What are the most common cutaneous manifestations of gastrointestinal, renal, rheumatologic, and endocrinologic disease? What are rare but important cutaneous findings which should not be missed?
How does systemic amyloidosis manifest in the skin?
What key features are necessary to recognize nutritional deficiencies?
What is the systemic approach to purpura?
When should an inpatient dermatology consultation be obtained?
This chapter will focus on the integument and its unique ability to exhibit disease that lies beneath. A lesion may represent skin involvement from an internal condition, such as amyloidosis or cutaneous metastases, or a reactive process to underlying disease, such as neutrophilic dermatoses related to inflammatory bowel disease, or cutaneous vasculitis due to drug hypersensitivity. Cutaneous lesions can also be characterized as specific to an underlying systemic process, or as nonspecific manifestations that may occur in many disorders. Skin findings may represent the sole clinical manifestation of a systemic disorder. A basic knowledge of these conditions is essential not only for recognizing an underlying association, and for determining when an inpatient dermatology consult may be useful in the diagnosis and management of an otherwise puzzling patient.
CUTANEOUS MANIFESTATIONS OF GASTROINTESTINAL DISEASE
Disorders in which vascular lesions are found in both skin and viscera may present with gastrointestinal (GI) hemorrhage. Though rare, these disorders should be considered in patients with gastrointestinal bleeds, particularly in the setting of recurrent bleeds, family history of hemorrhage, or multiple vascular lesions on the skin.

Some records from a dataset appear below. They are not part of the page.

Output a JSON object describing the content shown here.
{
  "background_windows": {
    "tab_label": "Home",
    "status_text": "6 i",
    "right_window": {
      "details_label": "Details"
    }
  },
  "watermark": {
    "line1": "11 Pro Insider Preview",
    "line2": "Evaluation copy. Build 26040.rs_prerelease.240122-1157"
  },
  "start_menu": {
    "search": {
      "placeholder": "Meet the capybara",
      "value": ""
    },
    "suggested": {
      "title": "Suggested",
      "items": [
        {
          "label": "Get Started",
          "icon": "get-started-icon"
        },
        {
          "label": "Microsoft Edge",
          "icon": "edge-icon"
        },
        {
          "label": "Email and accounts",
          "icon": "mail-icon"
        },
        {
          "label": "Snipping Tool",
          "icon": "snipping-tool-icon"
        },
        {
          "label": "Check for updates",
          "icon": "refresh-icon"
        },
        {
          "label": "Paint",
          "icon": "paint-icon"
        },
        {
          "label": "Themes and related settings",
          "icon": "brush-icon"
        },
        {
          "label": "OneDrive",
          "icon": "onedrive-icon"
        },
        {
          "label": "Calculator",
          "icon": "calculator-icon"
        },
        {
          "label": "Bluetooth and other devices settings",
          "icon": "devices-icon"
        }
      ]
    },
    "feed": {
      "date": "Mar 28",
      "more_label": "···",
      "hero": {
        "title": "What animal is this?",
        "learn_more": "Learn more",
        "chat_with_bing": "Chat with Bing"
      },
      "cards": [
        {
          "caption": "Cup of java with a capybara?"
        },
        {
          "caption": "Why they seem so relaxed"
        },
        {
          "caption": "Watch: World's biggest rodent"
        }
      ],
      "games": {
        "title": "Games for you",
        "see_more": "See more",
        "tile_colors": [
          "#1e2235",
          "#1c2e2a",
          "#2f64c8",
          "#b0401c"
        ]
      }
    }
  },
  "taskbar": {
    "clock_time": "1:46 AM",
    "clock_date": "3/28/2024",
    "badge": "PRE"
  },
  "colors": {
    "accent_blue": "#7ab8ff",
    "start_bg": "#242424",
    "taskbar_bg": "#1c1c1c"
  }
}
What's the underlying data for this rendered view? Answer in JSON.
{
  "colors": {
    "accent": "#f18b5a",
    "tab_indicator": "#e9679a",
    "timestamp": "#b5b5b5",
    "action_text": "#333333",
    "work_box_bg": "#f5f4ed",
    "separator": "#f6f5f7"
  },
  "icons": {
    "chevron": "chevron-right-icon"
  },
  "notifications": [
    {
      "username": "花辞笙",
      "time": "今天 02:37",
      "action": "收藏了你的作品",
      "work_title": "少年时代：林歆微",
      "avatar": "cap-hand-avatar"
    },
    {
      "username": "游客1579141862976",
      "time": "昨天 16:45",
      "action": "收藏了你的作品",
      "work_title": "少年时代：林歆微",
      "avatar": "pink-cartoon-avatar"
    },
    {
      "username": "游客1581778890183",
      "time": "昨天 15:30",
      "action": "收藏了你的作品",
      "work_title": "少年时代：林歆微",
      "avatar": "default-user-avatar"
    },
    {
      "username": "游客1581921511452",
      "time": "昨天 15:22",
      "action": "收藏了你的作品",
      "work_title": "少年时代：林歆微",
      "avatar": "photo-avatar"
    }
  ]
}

Telangiectasia in the setting of GI or pulmonary vascular lesions raises suspicion for hereditary hemorrhagic telangiectasia (HHT, also known as Osler-Weber-Rendu syndrome). This is a familial autosomal dominant or spontaneous disorder, characterized by cutaneous telangiectasias and visceral arteriovenous anomalies. Epistaxis in childhood is often the presenting sign, followed by the development of well-defined 2 to 3 mm macular or papular telangiectasias on the face, lips, tongue, ears, and chest during late childhood to young adulthood (Figure 149-1). Telangiectasias represent dilations of the superficial capillary network, which typically blanch upon pressure. Gastrointestinal bleeding from mucosal telangiectasias occurs in about 20% to 40% of cases, with onset typically after the fourth decade. The stomach and duodenum are often sources of this potentially life-threatening bleeding. Additional visceral manifestations of HHT include hepatic or pulmonary arteriovenous fistulae, which may lead to shunting, dyspnea, hemoptysis, or systemic embolism and infection, and cerebral arteriovenous malformations, which may lead to intracranial hemorrhage.
Telangiectasia on the ear of a patient with hereditary hemorrhagic telangiectasia.
Blue rubber bleb nevus syndrome (BRBNS) is a spontaneous or autosomal dominant inherited disorder characterized by venous malformations of the skin, GI tract, and other viscera. Cutaneous findings include multiple dark blue to violaceous compressible, rubbery skin lesions known as blebs, most commonly located ...